Element data from apps and pages:

※

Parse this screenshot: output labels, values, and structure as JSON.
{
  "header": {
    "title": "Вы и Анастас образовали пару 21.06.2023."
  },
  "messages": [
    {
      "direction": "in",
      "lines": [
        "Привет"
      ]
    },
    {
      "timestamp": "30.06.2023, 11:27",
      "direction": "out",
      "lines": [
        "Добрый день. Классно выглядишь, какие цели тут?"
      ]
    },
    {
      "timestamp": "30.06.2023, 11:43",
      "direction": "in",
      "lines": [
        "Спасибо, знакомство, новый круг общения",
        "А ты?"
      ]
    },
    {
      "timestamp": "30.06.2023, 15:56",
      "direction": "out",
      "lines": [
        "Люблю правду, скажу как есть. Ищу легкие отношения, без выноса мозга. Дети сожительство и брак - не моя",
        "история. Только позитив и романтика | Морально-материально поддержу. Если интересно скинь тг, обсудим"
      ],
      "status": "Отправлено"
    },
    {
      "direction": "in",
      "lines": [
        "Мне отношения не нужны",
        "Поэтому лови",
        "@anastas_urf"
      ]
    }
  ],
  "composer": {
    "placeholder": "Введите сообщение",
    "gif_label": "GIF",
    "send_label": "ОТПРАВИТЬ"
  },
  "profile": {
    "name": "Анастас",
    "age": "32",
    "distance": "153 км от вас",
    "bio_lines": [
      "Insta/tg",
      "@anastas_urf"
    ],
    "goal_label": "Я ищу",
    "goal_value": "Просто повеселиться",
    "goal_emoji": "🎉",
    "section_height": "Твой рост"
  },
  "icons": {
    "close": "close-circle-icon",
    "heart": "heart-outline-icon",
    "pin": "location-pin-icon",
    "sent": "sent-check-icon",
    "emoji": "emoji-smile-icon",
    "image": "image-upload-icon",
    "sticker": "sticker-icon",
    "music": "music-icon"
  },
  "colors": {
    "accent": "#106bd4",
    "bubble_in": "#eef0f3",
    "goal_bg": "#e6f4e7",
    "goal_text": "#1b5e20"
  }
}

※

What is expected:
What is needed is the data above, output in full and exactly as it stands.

Answer below:
Parse this screenshot: output labels, values, and structure as JSON.
{
  "header": {
    "title": "Вы и Анастас образовали пару 21.06.2023."
  },
  "messages": [
    {
      "direction": "in",
      "lines": [
        "Привет"
      ]
    },
    {
      "timestamp": "30.06.2023, 11:27",
      "direction": "out",
      "lines": [
        "Добрый день. Классно выглядишь, какие цели тут?"
      ]
    },
    {
      "timestamp": "30.06.2023, 11:43",
      "direction": "in",
      "lines": [
        "Спасибо, знакомство, новый круг общения",
        "А ты?"
      ]
    },
    {
      "timestamp": "30.06.2023, 15:56",
      "direction": "out",
      "lines": [
        "Люблю правду, скажу как есть. Ищу легкие отношения, без выноса мозга. Дети сожительство и брак - не моя",
        "история. Только позитив и романтика | Морально-материально поддержу. Если интересно скинь тг, обсудим"
      ],
      "status": "Отправлено"
    },
    {
      "direction": "in",
      "lines": [
        "Мне отношения не нужны",
        "Поэтому лови",
        "@anastas_urf"
      ]
    }
  ],
  "composer": {
    "placeholder": "Введите сообщение",
    "gif_label": "GIF",
    "send_label": "ОТПРАВИТЬ"
  },
  "profile": {
    "name": "Анастас",
    "age": "32",
    "distance": "153 км от вас",
    "bio_lines": [
      "Insta/tg",
      "@anastas_urf"
    ],
    "goal_label": "Я ищу",
    "goal_value": "Просто повеселиться",
    "goal_emoji": "🎉",
    "section_height": "Твой рост"
  },
  "icons": {
    "close": "close-circle-icon",
    "heart": "heart-outline-icon",
    "pin": "location-pin-icon",
    "sent": "sent-check-icon",
    "emoji": "emoji-smile-icon",
    "image": "image-upload-icon",
    "sticker": "sticker-icon",
    "music": "music-icon"
  },
  "colors": {
    "accent": "#106bd4",
    "bubble_in": "#eef0f3",
    "goal_bg": "#e6f4e7",
    "goal_text": "#1b5e20"
  }
}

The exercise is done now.